Provided data: Begin

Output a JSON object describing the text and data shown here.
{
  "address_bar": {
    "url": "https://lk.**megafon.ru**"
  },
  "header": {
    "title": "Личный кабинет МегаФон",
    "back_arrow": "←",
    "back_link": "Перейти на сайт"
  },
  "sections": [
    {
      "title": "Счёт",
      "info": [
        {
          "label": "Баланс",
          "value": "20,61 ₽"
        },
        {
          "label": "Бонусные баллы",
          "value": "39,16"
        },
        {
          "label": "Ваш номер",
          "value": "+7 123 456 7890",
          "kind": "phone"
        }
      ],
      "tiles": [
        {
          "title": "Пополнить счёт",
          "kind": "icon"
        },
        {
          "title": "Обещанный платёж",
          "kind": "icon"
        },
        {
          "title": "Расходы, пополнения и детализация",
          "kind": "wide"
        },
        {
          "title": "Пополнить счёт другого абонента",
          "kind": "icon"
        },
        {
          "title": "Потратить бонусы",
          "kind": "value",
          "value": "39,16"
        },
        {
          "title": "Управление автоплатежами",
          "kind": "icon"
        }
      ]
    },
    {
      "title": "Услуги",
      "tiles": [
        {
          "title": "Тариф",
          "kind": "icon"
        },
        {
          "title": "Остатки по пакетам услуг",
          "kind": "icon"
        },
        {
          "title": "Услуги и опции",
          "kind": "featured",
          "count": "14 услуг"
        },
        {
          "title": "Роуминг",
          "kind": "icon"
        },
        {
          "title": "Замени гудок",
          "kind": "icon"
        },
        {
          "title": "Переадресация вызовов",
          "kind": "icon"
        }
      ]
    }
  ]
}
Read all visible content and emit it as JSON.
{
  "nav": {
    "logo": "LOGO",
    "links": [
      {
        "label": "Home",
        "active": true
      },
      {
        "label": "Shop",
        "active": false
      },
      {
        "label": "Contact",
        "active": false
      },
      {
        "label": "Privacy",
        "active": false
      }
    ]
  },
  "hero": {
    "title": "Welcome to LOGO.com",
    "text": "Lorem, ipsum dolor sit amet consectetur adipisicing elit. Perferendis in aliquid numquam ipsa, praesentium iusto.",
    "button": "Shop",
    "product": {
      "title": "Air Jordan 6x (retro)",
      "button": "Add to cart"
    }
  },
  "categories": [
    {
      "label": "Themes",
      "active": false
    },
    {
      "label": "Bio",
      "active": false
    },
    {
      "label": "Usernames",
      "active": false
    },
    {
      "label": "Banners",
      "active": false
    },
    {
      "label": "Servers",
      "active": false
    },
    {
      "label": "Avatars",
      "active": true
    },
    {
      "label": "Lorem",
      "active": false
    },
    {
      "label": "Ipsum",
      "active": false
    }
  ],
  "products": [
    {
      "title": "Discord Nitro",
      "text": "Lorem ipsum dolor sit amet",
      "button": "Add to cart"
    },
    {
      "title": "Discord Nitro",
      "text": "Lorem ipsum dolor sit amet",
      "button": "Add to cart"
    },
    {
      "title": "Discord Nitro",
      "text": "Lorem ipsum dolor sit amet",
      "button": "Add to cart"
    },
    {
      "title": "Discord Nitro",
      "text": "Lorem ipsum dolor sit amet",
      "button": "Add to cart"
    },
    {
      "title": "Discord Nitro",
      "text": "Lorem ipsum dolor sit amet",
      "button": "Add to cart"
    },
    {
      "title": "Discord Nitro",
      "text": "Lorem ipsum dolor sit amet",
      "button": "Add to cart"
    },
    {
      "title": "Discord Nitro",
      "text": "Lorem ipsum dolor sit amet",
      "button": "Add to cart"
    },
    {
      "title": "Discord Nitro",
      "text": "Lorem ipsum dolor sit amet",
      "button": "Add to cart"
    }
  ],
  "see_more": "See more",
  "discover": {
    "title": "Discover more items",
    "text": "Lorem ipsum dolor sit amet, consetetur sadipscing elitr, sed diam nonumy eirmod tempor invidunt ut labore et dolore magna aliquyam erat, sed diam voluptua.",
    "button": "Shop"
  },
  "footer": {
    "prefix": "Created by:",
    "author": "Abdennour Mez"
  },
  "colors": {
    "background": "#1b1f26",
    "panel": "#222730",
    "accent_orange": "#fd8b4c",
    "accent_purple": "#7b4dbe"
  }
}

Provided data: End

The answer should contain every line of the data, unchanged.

Output a JSON object describing the text and data shown here.
{
  "address_bar": {
    "url": "https://lk.**megafon.ru**"
  },
  "header": {
    "title": "Личный кабинет МегаФон",
    "back_arrow": "←",
    "back_link": "Перейти на сайт"
  },
  "sections": [
    {
      "title": "Счёт",
      "info": [
        {
          "label": "Баланс",
          "value": "20,61 ₽"
        },
        {
          "label": "Бонусные баллы",
          "value": "39,16"
        },
        {
          "label": "Ваш номер",
          "value": "+7 123 456 7890",
          "kind": "phone"
        }
      ],
      "tiles": [
        {
          "title": "Пополнить счёт",
          "kind": "icon"
        },
        {
          "title": "Обещанный платёж",
          "kind": "icon"
        },
        {
          "title": "Расходы, пополнения и детализация",
          "kind": "wide"
        },
        {
          "title": "Пополнить счёт другого абонента",
          "kind": "icon"
        },
        {
          "title": "Потратить бонусы",
          "kind": "value",
          "value": "39,16"
        },
        {
          "title": "Управление автоплатежами",
          "kind": "icon"
        }
      ]
    },
    {
      "title": "Услуги",
      "tiles": [
        {
          "title": "Тариф",
          "kind": "icon"
        },
        {
          "title": "Остатки по пакетам услуг",
          "kind": "icon"
        },
        {
          "title": "Услуги и опции",
          "kind": "featured",
          "count": "14 услуг"
        },
        {
          "title": "Роуминг",
          "kind": "icon"
        },
        {
          "title": "Замени гудок",
          "kind": "icon"
        },
        {
          "title": "Переадресация вызовов",
          "kind": "icon"
        }
      ]
    }
  ]
}
Read all visible content and emit it as JSON.
{
  "nav": {
    "logo": "LOGO",
    "links": [
      {
        "label": "Home",
        "active": true
      },
      {
        "label": "Shop",
        "active": false
      },
      {
        "label": "Contact",
        "active": false
      },
      {
        "label": "Privacy",
        "active": false
      }
    ]
  },
  "hero": {
    "title": "Welcome to LOGO.com",
    "text": "Lorem, ipsum dolor sit amet consectetur adipisicing elit. Perferendis in aliquid numquam ipsa, praesentium iusto.",
    "button": "Shop",
    "product": {
      "title": "Air Jordan 6x (retro)",
      "button": "Add to cart"
    }
  },
  "categories": [
    {
      "label": "Themes",
      "active": false
    },
    {
      "label": "Bio",
      "active": false
    },
    {
      "label": "Usernames",
      "active": false
    },
    {
      "label": "Banners",
      "active": false
    },
    {
      "label": "Servers",
      "active": false
    },
    {
      "label": "Avatars",
      "active": true
    },
    {
      "label": "Lorem",
      "active": false
    },
    {
      "label": "Ipsum",
      "active": false
    }
  ],
  "products": [
    {
      "title": "Discord Nitro",
      "text": "Lorem ipsum dolor sit amet",
      "button": "Add to cart"
    },
    {
      "title": "Discord Nitro",
      "text": "Lorem ipsum dolor sit amet",
      "button": "Add to cart"
    },
    {
      "title": "Discord Nitro",
      "text": "Lorem ipsum dolor sit amet",
      "button": "Add to cart"
    },
    {
      "title": "Discord Nitro",
      "text": "Lorem ipsum dolor sit amet",
      "button": "Add to cart"
    },
    {
      "title": "Discord Nitro",
      "text": "Lorem ipsum dolor sit amet",
      "button": "Add to cart"
    },
    {
      "title": "Discord Nitro",
      "text": "Lorem ipsum dolor sit amet",
      "button": "Add to cart"
    },
    {
      "title": "Discord Nitro",
      "text": "Lorem ipsum dolor sit amet",
      "button": "Add to cart"
    },
    {
      "title": "Discord Nitro",
      "text": "Lorem ipsum dolor sit amet",
      "button": "Add to cart"
    }
  ],
  "see_more": "See more",
  "discover": {
    "title": "Discover more items",
    "text": "Lorem ipsum dolor sit amet, consetetur sadipscing elitr, sed diam nonumy eirmod tempor invidunt ut labore et dolore magna aliquyam erat, sed diam voluptua.",
    "button": "Shop"
  },
  "footer": {
    "prefix": "Created by:",
    "author": "Abdennour Mez"
  },
  "colors": {
    "background": "#1b1f26",
    "panel": "#222730",
    "accent_orange": "#fd8b4c",
    "accent_purple": "#7b4dbe"
  }
}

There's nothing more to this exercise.